Microbial Source Tracking: Current and Future Molecular Tools in Microbial Water Quality Forensics
Jorge W. Santo Domingo, Regina Lamendella and Nicholas Ashbolt
from: Environmental Microbiology: Current Technology and Water Applications (Edited by: Keya Sen and Nicholas J. Ashbolt). Caister Academic Press, U.K. (2011)

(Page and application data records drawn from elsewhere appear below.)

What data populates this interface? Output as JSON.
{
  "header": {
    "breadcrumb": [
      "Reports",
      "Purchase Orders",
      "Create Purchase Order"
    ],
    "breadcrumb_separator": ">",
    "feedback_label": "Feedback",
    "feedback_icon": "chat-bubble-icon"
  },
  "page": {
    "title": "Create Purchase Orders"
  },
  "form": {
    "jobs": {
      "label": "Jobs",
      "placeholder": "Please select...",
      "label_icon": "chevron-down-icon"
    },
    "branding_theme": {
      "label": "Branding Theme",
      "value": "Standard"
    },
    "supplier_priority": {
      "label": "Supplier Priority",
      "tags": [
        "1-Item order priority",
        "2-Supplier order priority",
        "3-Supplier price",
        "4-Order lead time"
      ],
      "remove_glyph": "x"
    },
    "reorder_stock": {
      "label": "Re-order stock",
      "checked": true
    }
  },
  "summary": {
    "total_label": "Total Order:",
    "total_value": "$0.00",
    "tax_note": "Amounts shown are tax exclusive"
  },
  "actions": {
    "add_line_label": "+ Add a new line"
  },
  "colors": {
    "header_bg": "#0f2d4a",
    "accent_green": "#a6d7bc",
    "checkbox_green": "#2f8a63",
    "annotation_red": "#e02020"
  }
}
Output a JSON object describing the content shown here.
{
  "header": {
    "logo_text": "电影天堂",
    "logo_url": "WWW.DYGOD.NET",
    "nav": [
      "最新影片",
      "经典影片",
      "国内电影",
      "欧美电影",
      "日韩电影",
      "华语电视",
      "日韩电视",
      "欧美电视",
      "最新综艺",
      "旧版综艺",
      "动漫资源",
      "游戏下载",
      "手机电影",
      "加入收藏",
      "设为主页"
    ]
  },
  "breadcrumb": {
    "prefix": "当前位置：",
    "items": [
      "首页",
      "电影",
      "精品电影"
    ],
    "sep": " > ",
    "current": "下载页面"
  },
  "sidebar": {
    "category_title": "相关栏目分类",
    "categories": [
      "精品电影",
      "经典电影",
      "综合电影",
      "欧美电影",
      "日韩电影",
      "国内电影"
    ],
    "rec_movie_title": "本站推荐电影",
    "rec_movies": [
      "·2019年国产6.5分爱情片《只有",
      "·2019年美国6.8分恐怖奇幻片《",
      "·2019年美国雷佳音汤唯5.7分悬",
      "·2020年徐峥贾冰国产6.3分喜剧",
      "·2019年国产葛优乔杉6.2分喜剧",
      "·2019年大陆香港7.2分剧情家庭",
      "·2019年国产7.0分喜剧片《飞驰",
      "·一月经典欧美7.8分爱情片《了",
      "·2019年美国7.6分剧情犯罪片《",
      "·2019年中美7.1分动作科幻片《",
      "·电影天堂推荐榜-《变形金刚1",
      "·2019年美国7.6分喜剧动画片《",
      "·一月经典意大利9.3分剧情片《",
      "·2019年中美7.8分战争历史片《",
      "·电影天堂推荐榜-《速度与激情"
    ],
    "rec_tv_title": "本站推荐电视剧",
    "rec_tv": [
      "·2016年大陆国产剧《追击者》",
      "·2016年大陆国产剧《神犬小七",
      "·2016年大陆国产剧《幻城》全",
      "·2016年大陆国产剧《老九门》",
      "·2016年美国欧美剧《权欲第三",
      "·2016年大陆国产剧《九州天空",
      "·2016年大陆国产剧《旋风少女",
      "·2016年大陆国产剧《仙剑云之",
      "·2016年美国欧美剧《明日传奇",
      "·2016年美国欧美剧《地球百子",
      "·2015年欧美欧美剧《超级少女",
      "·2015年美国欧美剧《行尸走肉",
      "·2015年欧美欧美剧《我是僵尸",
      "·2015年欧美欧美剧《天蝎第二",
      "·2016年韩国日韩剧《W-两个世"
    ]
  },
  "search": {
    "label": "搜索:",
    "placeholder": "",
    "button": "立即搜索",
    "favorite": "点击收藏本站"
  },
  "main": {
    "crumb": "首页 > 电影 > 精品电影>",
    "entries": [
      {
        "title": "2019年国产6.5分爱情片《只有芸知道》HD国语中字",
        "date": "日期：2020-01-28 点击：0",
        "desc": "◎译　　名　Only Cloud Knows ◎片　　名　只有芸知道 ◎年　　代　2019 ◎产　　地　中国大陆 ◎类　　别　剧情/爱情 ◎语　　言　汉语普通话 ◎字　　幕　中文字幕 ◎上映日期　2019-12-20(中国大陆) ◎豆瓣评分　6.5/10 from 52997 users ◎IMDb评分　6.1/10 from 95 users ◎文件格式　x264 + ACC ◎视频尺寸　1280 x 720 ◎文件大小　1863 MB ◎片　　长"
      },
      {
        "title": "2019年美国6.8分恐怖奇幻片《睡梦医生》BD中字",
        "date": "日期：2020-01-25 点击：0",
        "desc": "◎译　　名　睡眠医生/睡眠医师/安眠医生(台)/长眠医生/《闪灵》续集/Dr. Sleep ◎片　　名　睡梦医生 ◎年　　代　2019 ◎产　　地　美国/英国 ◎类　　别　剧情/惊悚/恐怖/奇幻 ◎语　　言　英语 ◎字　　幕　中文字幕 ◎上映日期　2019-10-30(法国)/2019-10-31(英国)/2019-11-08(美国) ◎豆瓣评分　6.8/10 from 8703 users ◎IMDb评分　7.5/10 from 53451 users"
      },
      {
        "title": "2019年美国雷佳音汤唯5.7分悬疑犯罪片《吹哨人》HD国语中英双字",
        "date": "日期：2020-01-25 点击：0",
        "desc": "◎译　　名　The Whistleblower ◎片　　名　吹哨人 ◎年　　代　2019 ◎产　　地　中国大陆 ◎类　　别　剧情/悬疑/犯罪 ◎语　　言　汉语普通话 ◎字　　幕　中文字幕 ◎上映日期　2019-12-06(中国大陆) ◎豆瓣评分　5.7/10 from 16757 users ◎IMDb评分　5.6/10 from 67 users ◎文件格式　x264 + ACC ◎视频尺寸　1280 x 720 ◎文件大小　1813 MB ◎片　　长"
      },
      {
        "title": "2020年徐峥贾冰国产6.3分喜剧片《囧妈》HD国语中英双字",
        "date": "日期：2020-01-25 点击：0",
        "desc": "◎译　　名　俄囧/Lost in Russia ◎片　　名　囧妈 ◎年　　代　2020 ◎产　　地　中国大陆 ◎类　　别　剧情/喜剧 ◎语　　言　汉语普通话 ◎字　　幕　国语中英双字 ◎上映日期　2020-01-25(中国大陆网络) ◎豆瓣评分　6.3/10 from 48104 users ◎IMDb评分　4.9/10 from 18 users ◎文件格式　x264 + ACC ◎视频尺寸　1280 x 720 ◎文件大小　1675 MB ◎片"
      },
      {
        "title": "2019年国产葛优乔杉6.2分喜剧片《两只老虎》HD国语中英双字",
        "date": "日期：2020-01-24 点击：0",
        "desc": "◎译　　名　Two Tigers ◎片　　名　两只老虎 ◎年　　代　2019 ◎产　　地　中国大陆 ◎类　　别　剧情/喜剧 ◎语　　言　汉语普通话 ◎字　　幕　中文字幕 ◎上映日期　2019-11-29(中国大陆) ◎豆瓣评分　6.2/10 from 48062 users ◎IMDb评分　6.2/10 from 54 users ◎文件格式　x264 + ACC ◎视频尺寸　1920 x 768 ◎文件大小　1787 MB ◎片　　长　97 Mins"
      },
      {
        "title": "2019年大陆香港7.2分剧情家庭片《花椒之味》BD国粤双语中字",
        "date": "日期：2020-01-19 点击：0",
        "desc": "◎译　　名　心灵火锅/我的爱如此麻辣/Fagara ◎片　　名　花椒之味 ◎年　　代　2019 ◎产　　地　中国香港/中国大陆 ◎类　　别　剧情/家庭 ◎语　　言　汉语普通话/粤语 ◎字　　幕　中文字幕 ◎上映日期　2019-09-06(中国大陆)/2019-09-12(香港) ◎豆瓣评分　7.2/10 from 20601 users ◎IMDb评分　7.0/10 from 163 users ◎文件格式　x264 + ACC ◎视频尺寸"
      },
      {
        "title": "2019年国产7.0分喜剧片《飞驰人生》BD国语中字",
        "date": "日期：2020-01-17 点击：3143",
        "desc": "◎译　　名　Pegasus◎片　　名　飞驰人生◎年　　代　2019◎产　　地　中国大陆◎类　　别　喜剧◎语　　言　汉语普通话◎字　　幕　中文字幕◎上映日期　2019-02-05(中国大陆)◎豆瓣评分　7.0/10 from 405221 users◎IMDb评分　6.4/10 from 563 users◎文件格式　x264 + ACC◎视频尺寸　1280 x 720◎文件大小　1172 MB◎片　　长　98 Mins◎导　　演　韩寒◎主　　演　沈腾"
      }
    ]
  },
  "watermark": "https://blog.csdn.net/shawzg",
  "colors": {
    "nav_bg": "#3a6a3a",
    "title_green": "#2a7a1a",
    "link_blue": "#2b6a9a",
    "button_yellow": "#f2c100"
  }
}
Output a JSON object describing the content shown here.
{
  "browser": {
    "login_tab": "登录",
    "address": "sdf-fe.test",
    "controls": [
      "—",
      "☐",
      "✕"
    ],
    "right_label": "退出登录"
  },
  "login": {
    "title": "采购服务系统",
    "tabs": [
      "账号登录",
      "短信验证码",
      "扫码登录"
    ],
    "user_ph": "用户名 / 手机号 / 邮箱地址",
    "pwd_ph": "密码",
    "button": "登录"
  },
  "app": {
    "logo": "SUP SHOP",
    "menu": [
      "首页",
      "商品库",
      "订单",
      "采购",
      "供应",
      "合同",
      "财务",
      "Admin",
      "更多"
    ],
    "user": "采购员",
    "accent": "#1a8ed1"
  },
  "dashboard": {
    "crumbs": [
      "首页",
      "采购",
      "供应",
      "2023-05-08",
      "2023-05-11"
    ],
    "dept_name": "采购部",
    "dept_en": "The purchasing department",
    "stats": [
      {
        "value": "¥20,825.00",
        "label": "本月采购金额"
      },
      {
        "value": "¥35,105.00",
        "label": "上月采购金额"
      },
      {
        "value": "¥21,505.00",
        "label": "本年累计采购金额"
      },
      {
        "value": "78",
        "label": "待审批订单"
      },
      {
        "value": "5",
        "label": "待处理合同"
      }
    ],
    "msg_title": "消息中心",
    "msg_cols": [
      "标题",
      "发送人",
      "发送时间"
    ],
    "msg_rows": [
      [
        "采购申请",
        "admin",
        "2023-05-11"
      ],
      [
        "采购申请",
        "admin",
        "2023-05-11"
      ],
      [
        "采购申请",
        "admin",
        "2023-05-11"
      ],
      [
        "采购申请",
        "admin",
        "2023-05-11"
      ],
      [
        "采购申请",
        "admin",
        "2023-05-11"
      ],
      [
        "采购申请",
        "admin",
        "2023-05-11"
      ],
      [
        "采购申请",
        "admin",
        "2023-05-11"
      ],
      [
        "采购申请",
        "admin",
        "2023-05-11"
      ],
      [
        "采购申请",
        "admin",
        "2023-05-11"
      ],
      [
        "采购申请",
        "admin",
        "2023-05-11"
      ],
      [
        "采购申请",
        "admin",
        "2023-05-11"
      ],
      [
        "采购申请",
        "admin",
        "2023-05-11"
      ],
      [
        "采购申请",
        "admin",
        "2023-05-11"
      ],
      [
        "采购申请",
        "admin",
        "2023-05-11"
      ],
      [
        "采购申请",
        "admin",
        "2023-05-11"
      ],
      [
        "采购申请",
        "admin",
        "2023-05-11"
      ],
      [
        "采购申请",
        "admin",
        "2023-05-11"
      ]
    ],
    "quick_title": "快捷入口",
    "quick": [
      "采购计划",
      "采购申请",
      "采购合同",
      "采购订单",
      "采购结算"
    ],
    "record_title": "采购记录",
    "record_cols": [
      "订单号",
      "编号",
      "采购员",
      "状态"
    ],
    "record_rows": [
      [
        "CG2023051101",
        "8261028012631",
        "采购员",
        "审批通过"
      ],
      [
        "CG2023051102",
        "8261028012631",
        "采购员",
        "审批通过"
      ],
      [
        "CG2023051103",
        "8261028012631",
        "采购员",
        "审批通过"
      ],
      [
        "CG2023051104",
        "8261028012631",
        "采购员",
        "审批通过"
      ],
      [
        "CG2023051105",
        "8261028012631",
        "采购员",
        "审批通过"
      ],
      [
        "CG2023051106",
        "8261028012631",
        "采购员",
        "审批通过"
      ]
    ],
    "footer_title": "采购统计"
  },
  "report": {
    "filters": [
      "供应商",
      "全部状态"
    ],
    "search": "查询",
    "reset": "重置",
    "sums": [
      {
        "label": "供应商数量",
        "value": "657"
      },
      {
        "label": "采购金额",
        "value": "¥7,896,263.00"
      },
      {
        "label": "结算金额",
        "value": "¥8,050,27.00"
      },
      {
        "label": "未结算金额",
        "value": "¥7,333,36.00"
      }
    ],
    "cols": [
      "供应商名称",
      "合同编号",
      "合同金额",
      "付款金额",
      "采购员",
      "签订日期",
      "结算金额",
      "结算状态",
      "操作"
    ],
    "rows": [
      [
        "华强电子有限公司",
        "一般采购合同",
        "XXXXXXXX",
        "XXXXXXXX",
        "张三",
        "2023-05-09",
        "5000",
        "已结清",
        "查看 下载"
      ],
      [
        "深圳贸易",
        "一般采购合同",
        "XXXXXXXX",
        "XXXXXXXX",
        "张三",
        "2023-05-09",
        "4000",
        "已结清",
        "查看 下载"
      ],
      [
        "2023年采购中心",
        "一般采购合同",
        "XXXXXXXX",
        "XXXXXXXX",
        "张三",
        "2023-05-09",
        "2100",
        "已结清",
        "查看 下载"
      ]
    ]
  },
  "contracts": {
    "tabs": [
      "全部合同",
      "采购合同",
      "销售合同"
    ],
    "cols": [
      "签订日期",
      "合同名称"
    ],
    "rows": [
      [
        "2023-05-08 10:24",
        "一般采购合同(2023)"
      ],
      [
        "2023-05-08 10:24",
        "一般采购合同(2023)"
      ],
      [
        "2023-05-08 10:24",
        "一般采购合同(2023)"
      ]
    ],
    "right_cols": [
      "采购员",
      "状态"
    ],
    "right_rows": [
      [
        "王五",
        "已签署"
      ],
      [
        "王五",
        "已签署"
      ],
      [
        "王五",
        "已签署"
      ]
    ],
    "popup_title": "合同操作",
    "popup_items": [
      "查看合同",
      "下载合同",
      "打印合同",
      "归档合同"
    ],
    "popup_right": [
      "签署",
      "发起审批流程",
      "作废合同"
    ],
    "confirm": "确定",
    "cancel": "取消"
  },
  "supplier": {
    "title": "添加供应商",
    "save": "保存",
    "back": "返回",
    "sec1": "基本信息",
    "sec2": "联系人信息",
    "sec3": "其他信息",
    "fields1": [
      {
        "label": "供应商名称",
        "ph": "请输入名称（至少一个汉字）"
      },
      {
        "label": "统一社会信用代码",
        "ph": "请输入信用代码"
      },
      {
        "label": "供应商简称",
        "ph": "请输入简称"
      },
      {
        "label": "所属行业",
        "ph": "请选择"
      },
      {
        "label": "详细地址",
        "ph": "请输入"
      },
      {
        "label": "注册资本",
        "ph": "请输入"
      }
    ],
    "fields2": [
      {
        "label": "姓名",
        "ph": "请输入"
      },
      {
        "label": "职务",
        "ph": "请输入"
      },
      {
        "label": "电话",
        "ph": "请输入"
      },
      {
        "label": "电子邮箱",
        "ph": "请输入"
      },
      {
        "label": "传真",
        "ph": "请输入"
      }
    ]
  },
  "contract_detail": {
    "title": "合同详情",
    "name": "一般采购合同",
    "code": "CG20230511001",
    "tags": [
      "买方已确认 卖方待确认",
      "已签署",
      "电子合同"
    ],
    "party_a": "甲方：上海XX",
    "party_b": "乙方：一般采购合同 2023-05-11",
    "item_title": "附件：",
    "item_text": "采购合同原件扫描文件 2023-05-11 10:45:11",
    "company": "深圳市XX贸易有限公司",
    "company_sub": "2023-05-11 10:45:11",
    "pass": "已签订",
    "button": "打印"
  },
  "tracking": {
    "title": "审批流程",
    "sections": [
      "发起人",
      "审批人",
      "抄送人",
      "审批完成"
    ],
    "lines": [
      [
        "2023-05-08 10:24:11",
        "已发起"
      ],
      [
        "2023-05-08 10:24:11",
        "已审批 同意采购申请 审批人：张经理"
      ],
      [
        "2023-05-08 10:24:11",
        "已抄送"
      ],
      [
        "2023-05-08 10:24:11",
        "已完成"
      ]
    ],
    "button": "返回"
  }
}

Regulations in the United States and elsewhere stipulate that drinking and recreational waters should be regularly monitored for microbial indicators of fecal pollution. Hence, the health risks associated with these waters are determined using microbial indicators rather than by direct pathogen detection. Detecting pathogens may seem more appropriate, however, pathogens are difficult to enumerate since they often are found in environmental samples in very low numbers that still present health concerns and may take several days to weeks to detect, lessening their value for risk management. In this chapter, we discuss the use of molecular methods that attempt to track fecal sources of pollution in environmental waters and discuss their role in environmental monitoring and management. A general description of the most commonly used methods is provided, and where appropriate, some of the advantages and limitations are highlighted. The use of genomic technologies to develop new methods and to fill existing research gaps in microbial source tracking (MST) is also discussed. As clear from other chapters of this book, the field of environmental microbiology is undergoing a fundamental change through the development of tools that can describe the molecular diversity of microbial populations relevant to environmental fecal pollution. While this is a dynamic field, emphasis is placed on culture-independent methods relying on DNA-based targets that currently dominate the scientific literature read more ...